Miskel must’ve been unaware of such backstage drama. As the cast gathered for goodbyes, the by-now-beloved grandmother, resplendent in a Mrs. Claus outfit that complemented her brilliant white head of hair, wrapped with “I want to thank everyone in the world for voting for me. I’ve had the most wonderful time in my life.”
It was a life that would continue for another 14 years, past, sadly, both Belushi and Gilda’s. She was a spry and feisty 92 when People caught up with her for a 1989 SNL retrospective. “I love the current cast,” she said, singling out Dana Carvey as a particular favorite. “I take naps in the afternoon so that I can stay up. I’d love to host again. I have 13 more years left, you know.”
When the issue hit newsstands on September 25, 1989, it had been exactly six months since Elvis’ triumphant return to Saturday Night Live after an 11-year absence. This time he was Mary Tyler Moore’s problem.
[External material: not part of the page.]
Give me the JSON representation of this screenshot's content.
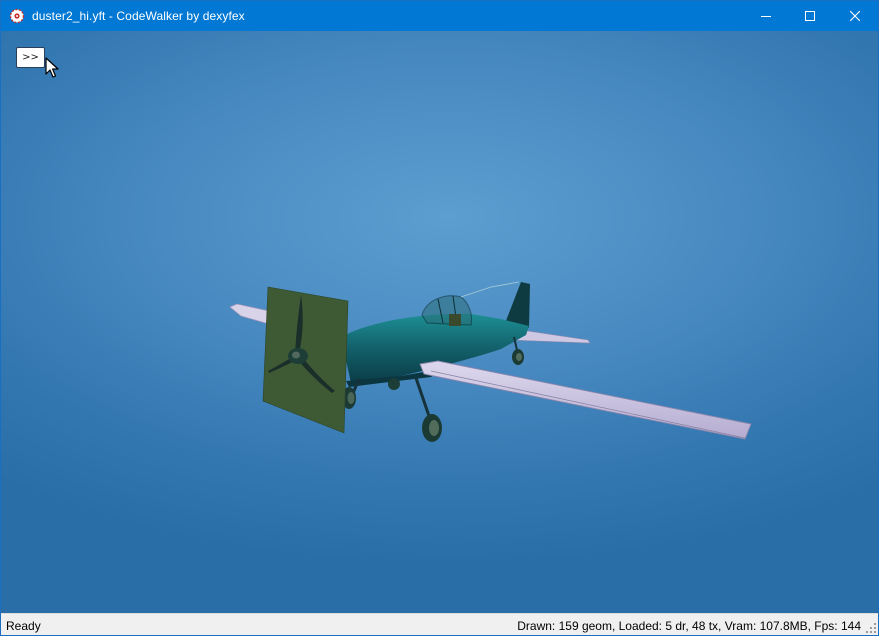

However, the bespectacled icon, by now a respected artist, made it through the show without incident, flowing smoothly through “Veronica” and “Let Him Dangle” with nary a hint of surprise. He was invited back in May 1991 to perform “The Other Side of Summer” and “Candy.” One wonders if Miskel Spillman watched either with interest. She passed away less than a year later, on March 30, 1992, at the age of 94 and remains, to this day, Saturday Night Live‘s only non-celebrity host. As for Elvis, he has long been forgiven, even ribbing his youthful defiance on Saturday Night Live‘s 25th anniversary special in 1999, by barging in on the Beastie Boys’ “Sabotage” to lead them through “Radio, Radio.”